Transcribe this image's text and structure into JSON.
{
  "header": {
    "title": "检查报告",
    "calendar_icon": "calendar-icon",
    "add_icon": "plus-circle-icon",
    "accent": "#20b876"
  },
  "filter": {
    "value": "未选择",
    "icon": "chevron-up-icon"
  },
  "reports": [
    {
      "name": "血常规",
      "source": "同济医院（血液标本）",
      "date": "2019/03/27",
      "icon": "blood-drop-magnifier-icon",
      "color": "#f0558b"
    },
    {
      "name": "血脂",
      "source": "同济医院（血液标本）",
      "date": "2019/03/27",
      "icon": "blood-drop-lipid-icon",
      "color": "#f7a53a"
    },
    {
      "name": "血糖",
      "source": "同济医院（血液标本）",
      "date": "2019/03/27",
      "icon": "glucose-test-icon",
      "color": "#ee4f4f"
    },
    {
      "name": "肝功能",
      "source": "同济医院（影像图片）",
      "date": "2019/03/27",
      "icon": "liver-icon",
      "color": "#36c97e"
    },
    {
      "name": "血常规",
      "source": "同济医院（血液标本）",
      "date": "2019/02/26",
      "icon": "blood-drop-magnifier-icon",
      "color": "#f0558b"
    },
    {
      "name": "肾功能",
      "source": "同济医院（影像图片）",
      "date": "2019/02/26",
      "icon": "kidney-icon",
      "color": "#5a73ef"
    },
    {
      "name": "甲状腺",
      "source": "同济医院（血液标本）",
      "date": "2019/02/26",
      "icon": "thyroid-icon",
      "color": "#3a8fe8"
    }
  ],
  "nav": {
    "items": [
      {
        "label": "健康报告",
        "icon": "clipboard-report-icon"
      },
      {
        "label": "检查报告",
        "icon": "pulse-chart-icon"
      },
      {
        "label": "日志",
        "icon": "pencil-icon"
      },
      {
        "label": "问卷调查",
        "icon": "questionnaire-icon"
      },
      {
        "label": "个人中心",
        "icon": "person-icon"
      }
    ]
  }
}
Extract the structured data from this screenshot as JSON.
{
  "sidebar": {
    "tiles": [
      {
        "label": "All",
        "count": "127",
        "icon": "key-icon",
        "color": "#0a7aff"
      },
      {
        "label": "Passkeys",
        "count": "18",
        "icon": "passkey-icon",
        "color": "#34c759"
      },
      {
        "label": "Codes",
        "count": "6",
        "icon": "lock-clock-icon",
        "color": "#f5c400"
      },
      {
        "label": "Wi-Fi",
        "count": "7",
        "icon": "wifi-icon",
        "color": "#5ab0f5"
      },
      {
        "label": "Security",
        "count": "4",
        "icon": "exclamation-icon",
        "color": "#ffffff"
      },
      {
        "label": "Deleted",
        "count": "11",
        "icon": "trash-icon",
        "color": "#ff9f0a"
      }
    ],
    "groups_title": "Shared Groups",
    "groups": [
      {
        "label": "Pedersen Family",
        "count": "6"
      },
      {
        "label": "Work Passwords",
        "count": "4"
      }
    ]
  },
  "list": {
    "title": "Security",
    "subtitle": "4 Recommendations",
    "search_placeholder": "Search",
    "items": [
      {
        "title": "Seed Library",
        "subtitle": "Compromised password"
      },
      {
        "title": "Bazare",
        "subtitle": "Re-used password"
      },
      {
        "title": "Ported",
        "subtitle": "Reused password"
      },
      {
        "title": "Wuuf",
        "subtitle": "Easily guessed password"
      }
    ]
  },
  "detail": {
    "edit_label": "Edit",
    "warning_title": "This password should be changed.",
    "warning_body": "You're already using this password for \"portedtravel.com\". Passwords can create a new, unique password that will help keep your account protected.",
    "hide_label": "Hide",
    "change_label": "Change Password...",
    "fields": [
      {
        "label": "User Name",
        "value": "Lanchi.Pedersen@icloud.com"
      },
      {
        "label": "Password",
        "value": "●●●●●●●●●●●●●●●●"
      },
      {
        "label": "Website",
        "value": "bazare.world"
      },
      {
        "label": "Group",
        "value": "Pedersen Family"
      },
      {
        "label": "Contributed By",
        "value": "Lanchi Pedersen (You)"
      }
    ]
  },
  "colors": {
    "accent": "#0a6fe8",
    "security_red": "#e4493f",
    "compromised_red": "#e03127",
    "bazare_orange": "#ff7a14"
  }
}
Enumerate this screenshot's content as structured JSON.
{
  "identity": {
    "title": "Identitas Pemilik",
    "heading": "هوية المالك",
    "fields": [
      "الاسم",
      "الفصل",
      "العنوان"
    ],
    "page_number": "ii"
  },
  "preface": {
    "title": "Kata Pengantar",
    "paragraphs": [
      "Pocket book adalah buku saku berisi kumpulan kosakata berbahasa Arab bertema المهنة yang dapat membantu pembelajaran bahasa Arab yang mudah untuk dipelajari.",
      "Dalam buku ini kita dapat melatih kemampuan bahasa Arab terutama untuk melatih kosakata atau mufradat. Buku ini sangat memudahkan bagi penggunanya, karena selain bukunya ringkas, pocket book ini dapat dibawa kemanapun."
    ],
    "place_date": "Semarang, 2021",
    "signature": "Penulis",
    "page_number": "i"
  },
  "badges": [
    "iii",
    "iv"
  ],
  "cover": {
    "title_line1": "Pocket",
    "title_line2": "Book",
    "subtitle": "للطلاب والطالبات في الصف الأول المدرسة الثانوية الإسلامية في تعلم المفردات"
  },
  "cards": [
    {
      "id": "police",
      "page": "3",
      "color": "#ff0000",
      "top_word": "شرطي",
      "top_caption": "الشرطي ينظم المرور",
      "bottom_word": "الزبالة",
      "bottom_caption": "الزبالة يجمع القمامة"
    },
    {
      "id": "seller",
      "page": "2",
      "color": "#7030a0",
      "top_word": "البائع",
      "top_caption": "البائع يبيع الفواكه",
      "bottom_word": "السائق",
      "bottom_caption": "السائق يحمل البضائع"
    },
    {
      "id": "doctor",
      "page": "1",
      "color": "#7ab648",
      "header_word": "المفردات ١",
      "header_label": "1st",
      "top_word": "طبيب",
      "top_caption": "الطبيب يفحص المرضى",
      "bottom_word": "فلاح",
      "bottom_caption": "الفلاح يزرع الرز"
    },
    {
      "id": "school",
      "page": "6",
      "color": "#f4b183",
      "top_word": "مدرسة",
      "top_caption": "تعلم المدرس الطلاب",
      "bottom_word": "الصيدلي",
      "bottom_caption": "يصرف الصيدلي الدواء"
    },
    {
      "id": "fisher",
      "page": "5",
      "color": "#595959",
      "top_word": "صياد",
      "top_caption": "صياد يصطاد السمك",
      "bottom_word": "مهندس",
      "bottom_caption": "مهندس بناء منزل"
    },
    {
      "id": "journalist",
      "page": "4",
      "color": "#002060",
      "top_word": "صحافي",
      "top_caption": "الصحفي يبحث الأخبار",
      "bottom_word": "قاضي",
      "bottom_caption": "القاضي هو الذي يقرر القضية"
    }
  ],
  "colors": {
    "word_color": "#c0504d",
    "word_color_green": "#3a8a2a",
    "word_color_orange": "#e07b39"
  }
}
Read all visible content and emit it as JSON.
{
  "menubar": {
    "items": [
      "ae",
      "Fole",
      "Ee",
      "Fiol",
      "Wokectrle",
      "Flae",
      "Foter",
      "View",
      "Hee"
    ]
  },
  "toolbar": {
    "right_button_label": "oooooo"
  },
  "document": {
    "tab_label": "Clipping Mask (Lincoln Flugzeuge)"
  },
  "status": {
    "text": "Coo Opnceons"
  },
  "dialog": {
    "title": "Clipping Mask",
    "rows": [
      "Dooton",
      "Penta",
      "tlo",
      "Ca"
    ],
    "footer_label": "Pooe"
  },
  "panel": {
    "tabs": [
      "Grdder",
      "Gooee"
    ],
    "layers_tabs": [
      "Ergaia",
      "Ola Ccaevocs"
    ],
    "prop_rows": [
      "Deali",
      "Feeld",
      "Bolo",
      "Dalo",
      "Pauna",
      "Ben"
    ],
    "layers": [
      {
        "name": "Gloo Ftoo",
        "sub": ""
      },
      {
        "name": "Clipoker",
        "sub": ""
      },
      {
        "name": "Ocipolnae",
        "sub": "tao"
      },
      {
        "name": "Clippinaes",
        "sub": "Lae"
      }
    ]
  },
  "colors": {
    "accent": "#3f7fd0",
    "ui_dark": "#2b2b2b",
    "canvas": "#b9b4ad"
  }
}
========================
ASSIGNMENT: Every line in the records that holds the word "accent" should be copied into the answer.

COMPLETED TASK:
    "accent": "#20b876"
    "accent": "#0a6fe8",
    "accent": "#3f7fd0",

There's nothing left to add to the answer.